Your answer must be a word-for-word copy of the data.
(Data to examine begins)
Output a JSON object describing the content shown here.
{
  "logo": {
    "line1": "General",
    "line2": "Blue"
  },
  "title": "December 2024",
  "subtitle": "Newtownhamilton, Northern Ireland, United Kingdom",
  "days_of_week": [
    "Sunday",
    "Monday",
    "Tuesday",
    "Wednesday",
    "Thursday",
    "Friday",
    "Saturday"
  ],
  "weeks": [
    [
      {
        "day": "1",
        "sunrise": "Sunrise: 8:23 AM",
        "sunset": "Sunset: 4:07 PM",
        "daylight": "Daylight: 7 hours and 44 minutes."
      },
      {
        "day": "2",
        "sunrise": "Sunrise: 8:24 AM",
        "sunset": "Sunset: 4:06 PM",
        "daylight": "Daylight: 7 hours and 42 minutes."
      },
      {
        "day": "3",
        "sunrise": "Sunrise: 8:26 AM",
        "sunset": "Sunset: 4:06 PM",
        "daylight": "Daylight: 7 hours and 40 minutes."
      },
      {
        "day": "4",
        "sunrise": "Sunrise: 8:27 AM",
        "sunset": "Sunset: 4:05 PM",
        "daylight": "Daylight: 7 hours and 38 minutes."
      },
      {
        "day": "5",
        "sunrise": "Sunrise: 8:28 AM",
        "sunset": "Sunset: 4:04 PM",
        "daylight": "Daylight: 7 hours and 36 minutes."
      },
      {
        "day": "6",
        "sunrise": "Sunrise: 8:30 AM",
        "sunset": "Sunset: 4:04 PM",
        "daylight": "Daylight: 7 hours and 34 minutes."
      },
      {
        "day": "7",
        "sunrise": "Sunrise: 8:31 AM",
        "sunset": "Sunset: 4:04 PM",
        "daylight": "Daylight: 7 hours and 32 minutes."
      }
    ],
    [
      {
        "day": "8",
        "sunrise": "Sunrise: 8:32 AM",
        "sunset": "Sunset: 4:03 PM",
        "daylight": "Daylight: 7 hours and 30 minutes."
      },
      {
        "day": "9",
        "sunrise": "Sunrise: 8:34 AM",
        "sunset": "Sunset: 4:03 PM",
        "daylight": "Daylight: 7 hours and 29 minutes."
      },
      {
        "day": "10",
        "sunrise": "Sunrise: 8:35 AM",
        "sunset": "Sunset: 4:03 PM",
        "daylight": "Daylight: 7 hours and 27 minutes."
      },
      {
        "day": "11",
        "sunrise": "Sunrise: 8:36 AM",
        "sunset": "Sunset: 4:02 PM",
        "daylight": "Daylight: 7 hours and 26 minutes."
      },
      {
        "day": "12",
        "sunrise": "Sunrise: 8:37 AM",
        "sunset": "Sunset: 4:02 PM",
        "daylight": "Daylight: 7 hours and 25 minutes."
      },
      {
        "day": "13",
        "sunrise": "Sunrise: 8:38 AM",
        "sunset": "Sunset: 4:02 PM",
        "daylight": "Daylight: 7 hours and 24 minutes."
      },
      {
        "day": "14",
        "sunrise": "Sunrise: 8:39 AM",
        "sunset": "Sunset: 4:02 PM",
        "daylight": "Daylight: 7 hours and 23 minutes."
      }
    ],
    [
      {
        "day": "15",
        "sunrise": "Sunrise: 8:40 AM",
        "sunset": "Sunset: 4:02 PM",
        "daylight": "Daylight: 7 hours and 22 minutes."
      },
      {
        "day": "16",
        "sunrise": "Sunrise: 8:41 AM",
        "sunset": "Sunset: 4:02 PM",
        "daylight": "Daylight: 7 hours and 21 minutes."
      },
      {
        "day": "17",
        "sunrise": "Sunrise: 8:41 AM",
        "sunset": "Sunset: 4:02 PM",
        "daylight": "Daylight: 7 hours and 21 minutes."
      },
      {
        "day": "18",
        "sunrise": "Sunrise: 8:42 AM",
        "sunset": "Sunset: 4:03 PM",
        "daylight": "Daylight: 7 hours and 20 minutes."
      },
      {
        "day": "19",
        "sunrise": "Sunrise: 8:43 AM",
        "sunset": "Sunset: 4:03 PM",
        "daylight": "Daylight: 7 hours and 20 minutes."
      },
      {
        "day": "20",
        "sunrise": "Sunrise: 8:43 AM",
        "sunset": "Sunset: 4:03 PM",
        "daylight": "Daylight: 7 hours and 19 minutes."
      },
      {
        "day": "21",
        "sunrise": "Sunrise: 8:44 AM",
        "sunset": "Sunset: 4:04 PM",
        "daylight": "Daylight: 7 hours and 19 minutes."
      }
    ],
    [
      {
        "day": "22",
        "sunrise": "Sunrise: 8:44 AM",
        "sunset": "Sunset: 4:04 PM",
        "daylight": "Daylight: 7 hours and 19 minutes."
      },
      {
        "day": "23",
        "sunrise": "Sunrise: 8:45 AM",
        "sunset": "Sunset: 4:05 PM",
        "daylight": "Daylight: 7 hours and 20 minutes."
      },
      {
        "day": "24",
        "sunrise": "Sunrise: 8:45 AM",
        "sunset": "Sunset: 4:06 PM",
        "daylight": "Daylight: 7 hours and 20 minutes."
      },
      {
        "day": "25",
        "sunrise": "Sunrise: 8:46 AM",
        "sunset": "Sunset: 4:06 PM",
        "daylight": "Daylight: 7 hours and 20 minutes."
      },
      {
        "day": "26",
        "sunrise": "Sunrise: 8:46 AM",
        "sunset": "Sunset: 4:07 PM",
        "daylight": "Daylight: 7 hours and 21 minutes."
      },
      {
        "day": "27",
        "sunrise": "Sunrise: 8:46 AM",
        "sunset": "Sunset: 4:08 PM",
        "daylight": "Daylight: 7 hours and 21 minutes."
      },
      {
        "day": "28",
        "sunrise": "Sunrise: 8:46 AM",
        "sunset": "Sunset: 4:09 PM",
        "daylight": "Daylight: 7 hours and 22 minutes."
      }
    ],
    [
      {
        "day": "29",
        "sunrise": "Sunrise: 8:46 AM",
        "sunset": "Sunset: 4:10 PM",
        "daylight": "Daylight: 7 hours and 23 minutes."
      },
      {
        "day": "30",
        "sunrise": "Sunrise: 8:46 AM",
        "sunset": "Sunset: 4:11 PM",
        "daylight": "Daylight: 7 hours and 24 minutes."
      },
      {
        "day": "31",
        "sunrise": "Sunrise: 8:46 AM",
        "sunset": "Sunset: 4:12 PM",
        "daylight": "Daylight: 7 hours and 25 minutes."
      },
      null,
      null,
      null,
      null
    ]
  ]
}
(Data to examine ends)
### Task solution
Output a JSON object describing the content shown here.
{
  "logo": {
    "line1": "General",
    "line2": "Blue"
  },
  "title": "December 2024",
  "subtitle": "Newtownhamilton, Northern Ireland, United Kingdom",
  "days_of_week": [
    "Sunday",
    "Monday",
    "Tuesday",
    "Wednesday",
    "Thursday",
    "Friday",
    "Saturday"
  ],
  "weeks": [
    [
      {
        "day": "1",
        "sunrise": "Sunrise: 8:23 AM",
        "sunset": "Sunset: 4:07 PM",
        "daylight": "Daylight: 7 hours and 44 minutes."
      },
      {
        "day": "2",
        "sunrise": "Sunrise: 8:24 AM",
        "sunset": "Sunset: 4:06 PM",
        "daylight": "Daylight: 7 hours and 42 minutes."
      },
      {
        "day": "3",
        "sunrise": "Sunrise: 8:26 AM",
        "sunset": "Sunset: 4:06 PM",
        "daylight": "Daylight: 7 hours and 40 minutes."
      },
      {
        "day": "4",
        "sunrise": "Sunrise: 8:27 AM",
        "sunset": "Sunset: 4:05 PM",
        "daylight": "Daylight: 7 hours and 38 minutes."
      },
      {
        "day": "5",
        "sunrise": "Sunrise: 8:28 AM",
        "sunset": "Sunset: 4:04 PM",
        "daylight": "Daylight: 7 hours and 36 minutes."
      },
      {
        "day": "6",
        "sunrise": "Sunrise: 8:30 AM",
        "sunset": "Sunset: 4:04 PM",
        "daylight": "Daylight: 7 hours and 34 minutes."
      },
      {
        "day": "7",
        "sunrise": "Sunrise: 8:31 AM",
        "sunset": "Sunset: 4:04 PM",
        "daylight": "Daylight: 7 hours and 32 minutes."
      }
    ],
    [
      {
        "day": "8",
        "sunrise": "Sunrise: 8:32 AM",
        "sunset": "Sunset: 4:03 PM",
        "daylight": "Daylight: 7 hours and 30 minutes."
      },
      {
        "day": "9",
        "sunrise": "Sunrise: 8:34 AM",
        "sunset": "Sunset: 4:03 PM",
        "daylight": "Daylight: 7 hours and 29 minutes."
      },
      {
        "day": "10",
        "sunrise": "Sunrise: 8:35 AM",
        "sunset": "Sunset: 4:03 PM",
        "daylight": "Daylight: 7 hours and 27 minutes."
      },
      {
        "day": "11",
        "sunrise": "Sunrise: 8:36 AM",
        "sunset": "Sunset: 4:02 PM",
        "daylight": "Daylight: 7 hours and 26 minutes."
      },
      {
        "day": "12",
        "sunrise": "Sunrise: 8:37 AM",
        "sunset": "Sunset: 4:02 PM",
        "daylight": "Daylight: 7 hours and 25 minutes."
      },
      {
        "day": "13",
        "sunrise": "Sunrise: 8:38 AM",
        "sunset": "Sunset: 4:02 PM",
        "daylight": "Daylight: 7 hours and 24 minutes."
      },
      {
        "day": "14",
        "sunrise": "Sunrise: 8:39 AM",
        "sunset": "Sunset: 4:02 PM",
        "daylight": "Daylight: 7 hours and 23 minutes."
      }
    ],
    [
      {
        "day": "15",
        "sunrise": "Sunrise: 8:40 AM",
        "sunset": "Sunset: 4:02 PM",
        "daylight": "Daylight: 7 hours and 22 minutes."
      },
      {
        "day": "16",
        "sunrise": "Sunrise: 8:41 AM",
        "sunset": "Sunset: 4:02 PM",
        "daylight": "Daylight: 7 hours and 21 minutes."
      },
      {
        "day": "17",
        "sunrise": "Sunrise: 8:41 AM",
        "sunset": "Sunset: 4:02 PM",
        "daylight": "Daylight: 7 hours and 21 minutes."
      },
      {
        "day": "18",
        "sunrise": "Sunrise: 8:42 AM",
        "sunset": "Sunset: 4:03 PM",
        "daylight": "Daylight: 7 hours and 20 minutes."
      },
      {
        "day": "19",
        "sunrise": "Sunrise: 8:43 AM",
        "sunset": "Sunset: 4:03 PM",
        "daylight": "Daylight: 7 hours and 20 minutes."
      },
      {
        "day": "20",
        "sunrise": "Sunrise: 8:43 AM",
        "sunset": "Sunset: 4:03 PM",
        "daylight": "Daylight: 7 hours and 19 minutes."
      },
      {
        "day": "21",
        "sunrise": "Sunrise: 8:44 AM",
        "sunset": "Sunset: 4:04 PM",
        "daylight": "Daylight: 7 hours and 19 minutes."
      }
    ],
    [
      {
        "day": "22",
        "sunrise": "Sunrise: 8:44 AM",
        "sunset": "Sunset: 4:04 PM",
        "daylight": "Daylight: 7 hours and 19 minutes."
      },
      {
        "day": "23",
        "sunrise": "Sunrise: 8:45 AM",
        "sunset": "Sunset: 4:05 PM",
        "daylight": "Daylight: 7 hours and 20 minutes."
      },
      {
        "day": "24",
        "sunrise": "Sunrise: 8:45 AM",
        "sunset": "Sunset: 4:06 PM",
        "daylight": "Daylight: 7 hours and 20 minutes."
      },
      {
        "day": "25",
        "sunrise": "Sunrise: 8:46 AM",
        "sunset": "Sunset: 4:06 PM",
        "daylight": "Daylight: 7 hours and 20 minutes."
      },
      {
        "day": "26",
        "sunrise": "Sunrise: 8:46 AM",
        "sunset": "Sunset: 4:07 PM",
        "daylight": "Daylight: 7 hours and 21 minutes."
      },
      {
        "day": "27",
        "sunrise": "Sunrise: 8:46 AM",
        "sunset": "Sunset: 4:08 PM",
        "daylight": "Daylight: 7 hours and 21 minutes."
      },
      {
        "day": "28",
        "sunrise": "Sunrise: 8:46 AM",
        "sunset": "Sunset: 4:09 PM",
        "daylight": "Daylight: 7 hours and 22 minutes."
      }
    ],
    [
      {
        "day": "29",
        "sunrise": "Sunrise: 8:46 AM",
        "sunset": "Sunset: 4:10 PM",
        "daylight": "Daylight: 7 hours and 23 minutes."
      },
      {
        "day": "30",
        "sunrise": "Sunrise: 8:46 AM",
        "sunset": "Sunset: 4:11 PM",
        "daylight": "Daylight: 7 hours and 24 minutes."
      },
      {
        "day": "31",
        "sunrise": "Sunrise: 8:46 AM",
        "sunset": "Sunset: 4:12 PM",
        "daylight": "Daylight: 7 hours and 25 minutes."
      },
      null,
      null,
      null,
      null
    ]
  ]
}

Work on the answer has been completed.